### Listed entries
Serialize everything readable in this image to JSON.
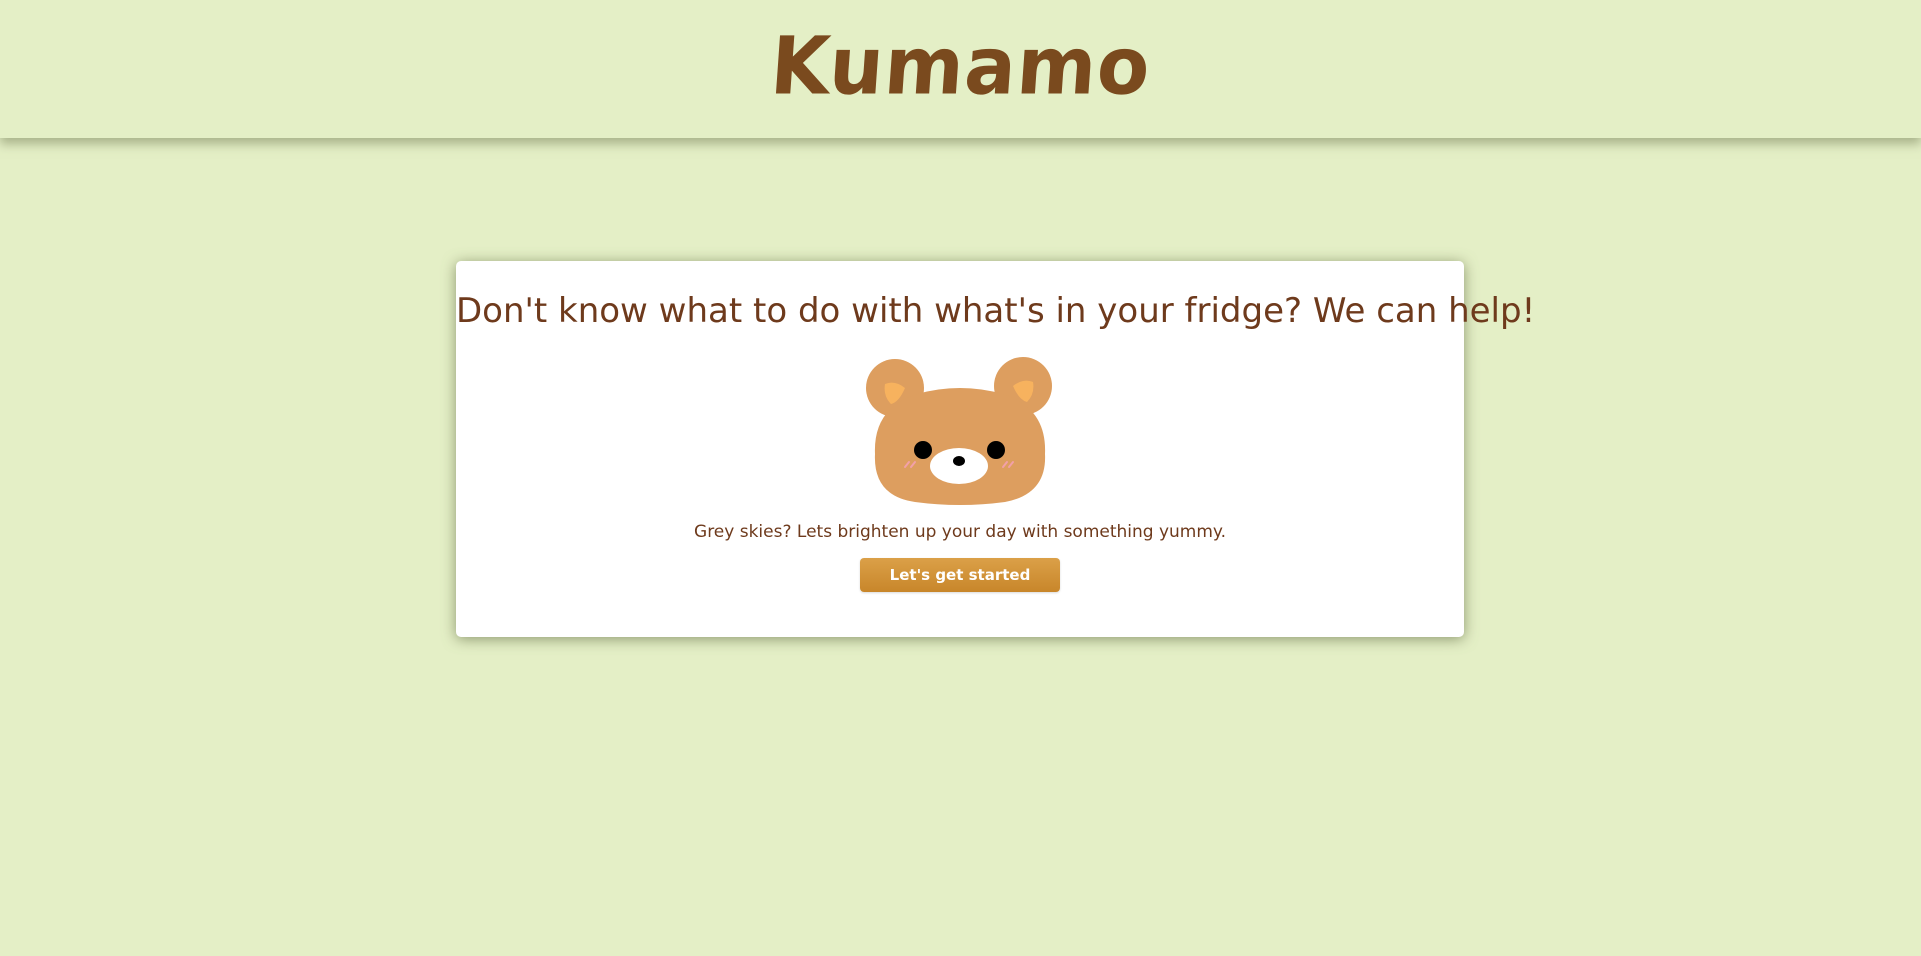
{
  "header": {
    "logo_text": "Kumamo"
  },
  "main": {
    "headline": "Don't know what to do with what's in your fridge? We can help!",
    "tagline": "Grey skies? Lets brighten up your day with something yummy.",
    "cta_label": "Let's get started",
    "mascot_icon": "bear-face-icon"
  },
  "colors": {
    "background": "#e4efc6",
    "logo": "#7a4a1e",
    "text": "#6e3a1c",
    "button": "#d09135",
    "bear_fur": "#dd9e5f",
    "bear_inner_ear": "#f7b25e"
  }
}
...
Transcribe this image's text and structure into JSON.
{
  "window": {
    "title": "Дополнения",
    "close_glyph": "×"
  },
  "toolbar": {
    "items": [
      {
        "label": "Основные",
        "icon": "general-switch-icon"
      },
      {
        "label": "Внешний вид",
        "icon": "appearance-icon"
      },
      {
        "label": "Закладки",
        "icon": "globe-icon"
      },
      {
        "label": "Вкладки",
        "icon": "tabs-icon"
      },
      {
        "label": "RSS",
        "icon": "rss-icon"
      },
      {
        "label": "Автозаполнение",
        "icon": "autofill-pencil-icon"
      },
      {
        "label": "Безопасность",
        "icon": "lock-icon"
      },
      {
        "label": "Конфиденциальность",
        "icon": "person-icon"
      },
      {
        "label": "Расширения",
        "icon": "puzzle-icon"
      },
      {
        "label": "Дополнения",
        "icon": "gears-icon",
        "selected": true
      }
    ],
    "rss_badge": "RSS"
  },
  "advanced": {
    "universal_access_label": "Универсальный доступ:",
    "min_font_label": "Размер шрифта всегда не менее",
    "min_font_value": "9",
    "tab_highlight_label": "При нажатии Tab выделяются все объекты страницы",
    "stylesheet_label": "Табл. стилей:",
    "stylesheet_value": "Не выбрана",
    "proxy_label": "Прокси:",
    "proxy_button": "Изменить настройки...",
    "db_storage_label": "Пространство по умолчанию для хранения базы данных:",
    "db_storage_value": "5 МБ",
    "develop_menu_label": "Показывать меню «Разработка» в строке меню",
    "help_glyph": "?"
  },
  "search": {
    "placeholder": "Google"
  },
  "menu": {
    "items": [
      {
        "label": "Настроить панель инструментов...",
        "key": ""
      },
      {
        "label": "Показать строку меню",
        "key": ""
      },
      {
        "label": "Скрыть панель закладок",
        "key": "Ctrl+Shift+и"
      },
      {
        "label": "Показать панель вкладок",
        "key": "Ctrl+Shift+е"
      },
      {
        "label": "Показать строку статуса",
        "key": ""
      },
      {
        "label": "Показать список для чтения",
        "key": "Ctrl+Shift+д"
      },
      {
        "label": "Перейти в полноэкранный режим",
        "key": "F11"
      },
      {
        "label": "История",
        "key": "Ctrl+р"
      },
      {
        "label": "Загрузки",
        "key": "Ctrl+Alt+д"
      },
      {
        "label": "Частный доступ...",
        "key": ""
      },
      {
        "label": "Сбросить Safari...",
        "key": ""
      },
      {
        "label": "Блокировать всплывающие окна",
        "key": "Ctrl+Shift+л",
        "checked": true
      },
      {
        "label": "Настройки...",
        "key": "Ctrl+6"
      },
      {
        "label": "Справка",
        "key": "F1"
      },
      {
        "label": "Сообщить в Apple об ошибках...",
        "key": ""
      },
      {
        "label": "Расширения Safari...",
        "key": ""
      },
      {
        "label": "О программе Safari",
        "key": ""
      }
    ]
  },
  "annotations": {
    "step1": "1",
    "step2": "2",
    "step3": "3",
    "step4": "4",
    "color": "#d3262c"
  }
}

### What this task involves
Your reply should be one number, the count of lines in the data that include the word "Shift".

### Your response
4